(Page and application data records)

——

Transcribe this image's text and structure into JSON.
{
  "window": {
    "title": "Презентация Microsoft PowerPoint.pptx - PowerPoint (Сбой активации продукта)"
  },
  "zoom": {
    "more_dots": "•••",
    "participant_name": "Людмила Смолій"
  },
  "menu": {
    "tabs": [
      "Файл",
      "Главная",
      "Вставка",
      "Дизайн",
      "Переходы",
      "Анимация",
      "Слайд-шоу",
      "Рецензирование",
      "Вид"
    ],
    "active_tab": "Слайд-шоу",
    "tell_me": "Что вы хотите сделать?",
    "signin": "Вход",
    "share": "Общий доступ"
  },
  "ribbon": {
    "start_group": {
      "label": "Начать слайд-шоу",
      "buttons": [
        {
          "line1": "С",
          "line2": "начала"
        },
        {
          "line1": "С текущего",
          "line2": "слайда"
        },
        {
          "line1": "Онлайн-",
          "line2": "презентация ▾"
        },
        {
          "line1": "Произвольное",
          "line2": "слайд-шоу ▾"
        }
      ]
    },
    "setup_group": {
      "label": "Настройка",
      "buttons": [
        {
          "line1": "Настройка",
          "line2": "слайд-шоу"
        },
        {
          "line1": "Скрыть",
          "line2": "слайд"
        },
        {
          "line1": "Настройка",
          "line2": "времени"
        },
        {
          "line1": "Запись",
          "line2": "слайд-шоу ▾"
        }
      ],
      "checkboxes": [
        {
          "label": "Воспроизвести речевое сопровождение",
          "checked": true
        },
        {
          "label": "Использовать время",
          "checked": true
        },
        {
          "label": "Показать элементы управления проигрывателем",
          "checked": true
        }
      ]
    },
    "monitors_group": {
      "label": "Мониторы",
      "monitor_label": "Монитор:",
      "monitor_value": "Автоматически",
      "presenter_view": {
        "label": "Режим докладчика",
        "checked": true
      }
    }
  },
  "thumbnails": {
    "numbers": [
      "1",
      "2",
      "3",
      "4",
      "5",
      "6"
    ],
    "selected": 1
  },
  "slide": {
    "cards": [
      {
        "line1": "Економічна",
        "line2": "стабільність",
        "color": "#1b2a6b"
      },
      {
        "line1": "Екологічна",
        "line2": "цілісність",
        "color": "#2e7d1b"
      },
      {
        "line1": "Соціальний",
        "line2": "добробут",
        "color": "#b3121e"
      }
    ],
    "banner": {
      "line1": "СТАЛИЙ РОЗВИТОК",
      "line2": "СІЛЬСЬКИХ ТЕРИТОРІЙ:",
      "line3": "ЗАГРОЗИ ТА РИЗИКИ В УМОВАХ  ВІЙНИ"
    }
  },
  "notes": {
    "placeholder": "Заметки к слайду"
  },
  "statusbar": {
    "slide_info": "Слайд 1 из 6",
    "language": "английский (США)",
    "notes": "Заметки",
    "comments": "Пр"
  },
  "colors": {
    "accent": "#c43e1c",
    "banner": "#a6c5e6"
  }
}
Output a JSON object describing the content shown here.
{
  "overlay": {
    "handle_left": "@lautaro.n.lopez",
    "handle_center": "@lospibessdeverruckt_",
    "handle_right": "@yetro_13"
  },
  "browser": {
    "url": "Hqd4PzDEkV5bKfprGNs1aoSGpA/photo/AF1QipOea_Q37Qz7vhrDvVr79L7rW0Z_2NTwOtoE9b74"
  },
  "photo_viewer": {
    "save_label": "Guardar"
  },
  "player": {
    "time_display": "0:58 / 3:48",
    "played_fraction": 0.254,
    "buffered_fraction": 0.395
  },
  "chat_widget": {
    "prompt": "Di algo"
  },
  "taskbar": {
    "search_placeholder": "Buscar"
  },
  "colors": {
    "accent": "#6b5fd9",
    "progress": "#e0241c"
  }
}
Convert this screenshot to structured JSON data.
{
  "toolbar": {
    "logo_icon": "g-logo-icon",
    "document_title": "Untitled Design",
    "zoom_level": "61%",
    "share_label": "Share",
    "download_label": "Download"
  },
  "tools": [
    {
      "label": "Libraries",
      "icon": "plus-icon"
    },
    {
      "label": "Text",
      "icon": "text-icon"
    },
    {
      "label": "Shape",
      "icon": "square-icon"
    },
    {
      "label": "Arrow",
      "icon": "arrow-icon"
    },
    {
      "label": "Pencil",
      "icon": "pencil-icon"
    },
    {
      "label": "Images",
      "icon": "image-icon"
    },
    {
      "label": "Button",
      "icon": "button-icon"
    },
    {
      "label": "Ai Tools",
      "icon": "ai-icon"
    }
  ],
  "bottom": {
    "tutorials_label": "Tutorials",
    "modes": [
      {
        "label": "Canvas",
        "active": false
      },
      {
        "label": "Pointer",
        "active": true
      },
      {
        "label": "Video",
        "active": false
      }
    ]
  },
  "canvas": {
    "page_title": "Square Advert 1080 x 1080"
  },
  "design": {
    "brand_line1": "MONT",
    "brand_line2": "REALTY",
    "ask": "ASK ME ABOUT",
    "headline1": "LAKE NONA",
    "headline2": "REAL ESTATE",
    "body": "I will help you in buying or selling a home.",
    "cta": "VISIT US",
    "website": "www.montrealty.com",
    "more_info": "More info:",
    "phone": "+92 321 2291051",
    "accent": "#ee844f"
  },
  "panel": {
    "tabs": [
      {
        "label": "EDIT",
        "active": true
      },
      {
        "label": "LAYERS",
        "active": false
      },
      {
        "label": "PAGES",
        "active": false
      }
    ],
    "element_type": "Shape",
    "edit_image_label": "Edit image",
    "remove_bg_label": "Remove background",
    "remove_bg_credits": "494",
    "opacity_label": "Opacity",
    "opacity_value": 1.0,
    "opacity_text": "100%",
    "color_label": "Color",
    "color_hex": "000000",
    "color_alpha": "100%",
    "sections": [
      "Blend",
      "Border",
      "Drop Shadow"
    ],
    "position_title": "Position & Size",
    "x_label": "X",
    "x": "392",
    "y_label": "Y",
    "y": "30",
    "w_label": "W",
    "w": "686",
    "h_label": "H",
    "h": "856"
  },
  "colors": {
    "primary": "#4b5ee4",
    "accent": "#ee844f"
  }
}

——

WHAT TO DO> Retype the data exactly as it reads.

TASK RESULT>
Transcribe this image's text and structure into JSON.
{
  "window": {
    "title": "Презентация Microsoft PowerPoint.pptx - PowerPoint (Сбой активации продукта)"
  },
  "zoom": {
    "more_dots": "•••",
    "participant_name": "Людмила Смолій"
  },
  "menu": {
    "tabs": [
      "Файл",
      "Главная",
      "Вставка",
      "Дизайн",
      "Переходы",
      "Анимация",
      "Слайд-шоу",
      "Рецензирование",
      "Вид"
    ],
    "active_tab": "Слайд-шоу",
    "tell_me": "Что вы хотите сделать?",
    "signin": "Вход",
    "share": "Общий доступ"
  },
  "ribbon": {
    "start_group": {
      "label": "Начать слайд-шоу",
      "buttons": [
        {
          "line1": "С",
          "line2": "начала"
        },
        {
          "line1": "С текущего",
          "line2": "слайда"
        },
        {
          "line1": "Онлайн-",
          "line2": "презентация ▾"
        },
        {
          "line1": "Произвольное",
          "line2": "слайд-шоу ▾"
        }
      ]
    },
    "setup_group": {
      "label": "Настройка",
      "buttons": [
        {
          "line1": "Настройка",
          "line2": "слайд-шоу"
        },
        {
          "line1": "Скрыть",
          "line2": "слайд"
        },
        {
          "line1": "Настройка",
          "line2": "времени"
        },
        {
          "line1": "Запись",
          "line2": "слайд-шоу ▾"
        }
      ],
      "checkboxes": [
        {
          "label": "Воспроизвести речевое сопровождение",
          "checked": true
        },
        {
          "label": "Использовать время",
          "checked": true
        },
        {
          "label": "Показать элементы управления проигрывателем",
          "checked": true
        }
      ]
    },
    "monitors_group": {
      "label": "Мониторы",
      "monitor_label": "Монитор:",
      "monitor_value": "Автоматически",
      "presenter_view": {
        "label": "Режим докладчика",
        "checked": true
      }
    }
  },
  "thumbnails": {
    "numbers": [
      "1",
      "2",
      "3",
      "4",
      "5",
      "6"
    ],
    "selected": 1
  },
  "slide": {
    "cards": [
      {
        "line1": "Економічна",
        "line2": "стабільність",
        "color": "#1b2a6b"
      },
      {
        "line1": "Екологічна",
        "line2": "цілісність",
        "color": "#2e7d1b"
      },
      {
        "line1": "Соціальний",
        "line2": "добробут",
        "color": "#b3121e"
      }
    ],
    "banner": {
      "line1": "СТАЛИЙ РОЗВИТОК",
      "line2": "СІЛЬСЬКИХ ТЕРИТОРІЙ:",
      "line3": "ЗАГРОЗИ ТА РИЗИКИ В УМОВАХ  ВІЙНИ"
    }
  },
  "notes": {
    "placeholder": "Заметки к слайду"
  },
  "statusbar": {
    "slide_info": "Слайд 1 из 6",
    "language": "английский (США)",
    "notes": "Заметки",
    "comments": "Пр"
  },
  "colors": {
    "accent": "#c43e1c",
    "banner": "#a6c5e6"
  }
}
Output a JSON object describing the content shown here.
{
  "overlay": {
    "handle_left": "@lautaro.n.lopez",
    "handle_center": "@lospibessdeverruckt_",
    "handle_right": "@yetro_13"
  },
  "browser": {
    "url": "Hqd4PzDEkV5bKfprGNs1aoSGpA/photo/AF1QipOea_Q37Qz7vhrDvVr79L7rW0Z_2NTwOtoE9b74"
  },
  "photo_viewer": {
    "save_label": "Guardar"
  },
  "player": {
    "time_display": "0:58 / 3:48",
    "played_fraction": 0.254,
    "buffered_fraction": 0.395
  },
  "chat_widget": {
    "prompt": "Di algo"
  },
  "taskbar": {
    "search_placeholder": "Buscar"
  },
  "colors": {
    "accent": "#6b5fd9",
    "progress": "#e0241c"
  }
}
Convert this screenshot to structured JSON data.
{
  "toolbar": {
    "logo_icon": "g-logo-icon",
    "document_title": "Untitled Design",
    "zoom_level": "61%",
    "share_label": "Share",
    "download_label": "Download"
  },
  "tools": [
    {
      "label": "Libraries",
      "icon": "plus-icon"
    },
    {
      "label": "Text",
      "icon": "text-icon"
    },
    {
      "label": "Shape",
      "icon": "square-icon"
    },
    {
      "label": "Arrow",
      "icon": "arrow-icon"
    },
    {
      "label": "Pencil",
      "icon": "pencil-icon"
    },
    {
      "label": "Images",
      "icon": "image-icon"
    },
    {
      "label": "Button",
      "icon": "button-icon"
    },
    {
      "label": "Ai Tools",
      "icon": "ai-icon"
    }
  ],
  "bottom": {
    "tutorials_label": "Tutorials",
    "modes": [
      {
        "label": "Canvas",
        "active": false
      },
      {
        "label": "Pointer",
        "active": true
      },
      {
        "label": "Video",
        "active": false
      }
    ]
  },
  "canvas": {
    "page_title": "Square Advert 1080 x 1080"
  },
  "design": {
    "brand_line1": "MONT",
    "brand_line2": "REALTY",
    "ask": "ASK ME ABOUT",
    "headline1": "LAKE NONA",
    "headline2": "REAL ESTATE",
    "body": "I will help you in buying or selling a home.",
    "cta": "VISIT US",
    "website": "www.montrealty.com",
    "more_info": "More info:",
    "phone": "+92 321 2291051",
    "accent": "#ee844f"
  },
  "panel": {
    "tabs": [
      {
        "label": "EDIT",
        "active": true
      },
      {
        "label": "LAYERS",
        "active": false
      },
      {
        "label": "PAGES",
        "active": false
      }
    ],
    "element_type": "Shape",
    "edit_image_label": "Edit image",
    "remove_bg_label": "Remove background",
    "remove_bg_credits": "494",
    "opacity_label": "Opacity",
    "opacity_value": 1.0,
    "opacity_text": "100%",
    "color_label": "Color",
    "color_hex": "000000",
    "color_alpha": "100%",
    "sections": [
      "Blend",
      "Border",
      "Drop Shadow"
    ],
    "position_title": "Position & Size",
    "x_label": "X",
    "x": "392",
    "y_label": "Y",
    "y": "30",
    "w_label": "W",
    "w": "686",
    "h_label": "H",
    "h": "856"
  },
  "colors": {
    "primary": "#4b5ee4",
    "accent": "#ee844f"
  }
}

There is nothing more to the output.